Cultural appropriation continues to divide America when it shouldn’t
The liberals and social justice warriors continue to preach inclusion and acceptance for a world filled with diversity. They argue that people should accept the beliefs and cultures that they do not individually share or believe. When individuals do such a thing however, the liberals, or the left, go after them with the phrase “cultural appropriation.”
Cultural appropriation is the “adoption of the elements of one culture by members of another culture,” according to James Young in his book Cultural Appropriation and the Arts. Culture, which should be something that brings people together to learn about and love each other, has now been taken by the left as something that should divide.
Cultural appropriation comes from emotion and a deep connection to history. It’s a power statement from one group to another in which one group says they are higher than the other. This is seen when group one says that group two can’t do the things that group one does. But pulling such power statements doesn’t solve any problems, instead, it actually creates more, because it divides the groups rather than unites them.
All cultures are influenced by other cultures and therefore nothing is truly original about any culture.
Miley Cyrus, Scarlett Johansson, Jeremy Lin and other celebrities have been accused of cultural appropriation.
When Katy Perry, in 2013, performed a “geisha-inspired act” at the American Music Awards, the politically-correct police came out and told her that she was culturally appropriating Japanese culture.
But was Katy Perry dressing-up as a geisha really so bad? Apparently, to Japanese people, not really.
A video done by That Japanese Man Yuta on YouTube, asked Japanese citizens whether or not they were offended by the performance.
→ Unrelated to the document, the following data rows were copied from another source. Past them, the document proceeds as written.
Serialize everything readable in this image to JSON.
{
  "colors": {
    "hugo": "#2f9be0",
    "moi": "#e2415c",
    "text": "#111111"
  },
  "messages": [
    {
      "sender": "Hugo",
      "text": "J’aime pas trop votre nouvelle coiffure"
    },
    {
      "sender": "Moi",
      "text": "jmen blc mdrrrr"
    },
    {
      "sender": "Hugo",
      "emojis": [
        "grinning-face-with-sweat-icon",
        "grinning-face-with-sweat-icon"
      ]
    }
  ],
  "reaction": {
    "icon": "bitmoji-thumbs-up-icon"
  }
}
Most of the Japanese citizens in the video stated that they thought “it was amazing” and that they “wished more people would do it.” One woman stated in the video that she thought it was wonderful because people would be exposed to Japanese culture and learn to appreciate it.
“It’s a sweet sentiment that people represent the culture and they shouldn’t be ashamed by wanting to appreciate it,” says Aiona Butters, a senior communication major.
America is a melting pot of cultural appropriation because this country was built around merging cultures into what we call “American.” The great part of living in such a diverse country is that people get to share each other’s culture, food, music, clothing, stories and history.
Americans should appreciate other cultures, learn about them, and want to be a part of them. The past is the past, and we should learn to move on. Historically, certain cultures have been marginalized and hurt and to this day still are. Yes, there always needs to be improvement, but people can’t do that by constantly pointing fingers and pushing others away. It’s easier to make friends than enemies, and yet all the left wants to do is create enemies with each group.
It is racist to limit someone of a different race from doing one thing because they don’t belong to that race. That’s real racism, and it’s happening in this country.
So is cultural appropriation bad? Maybe, or maybe not. But what people in certain cultures should do is not be so exclusive with their cultures, but rather learn to share and love others, in order to create a more unified society and country.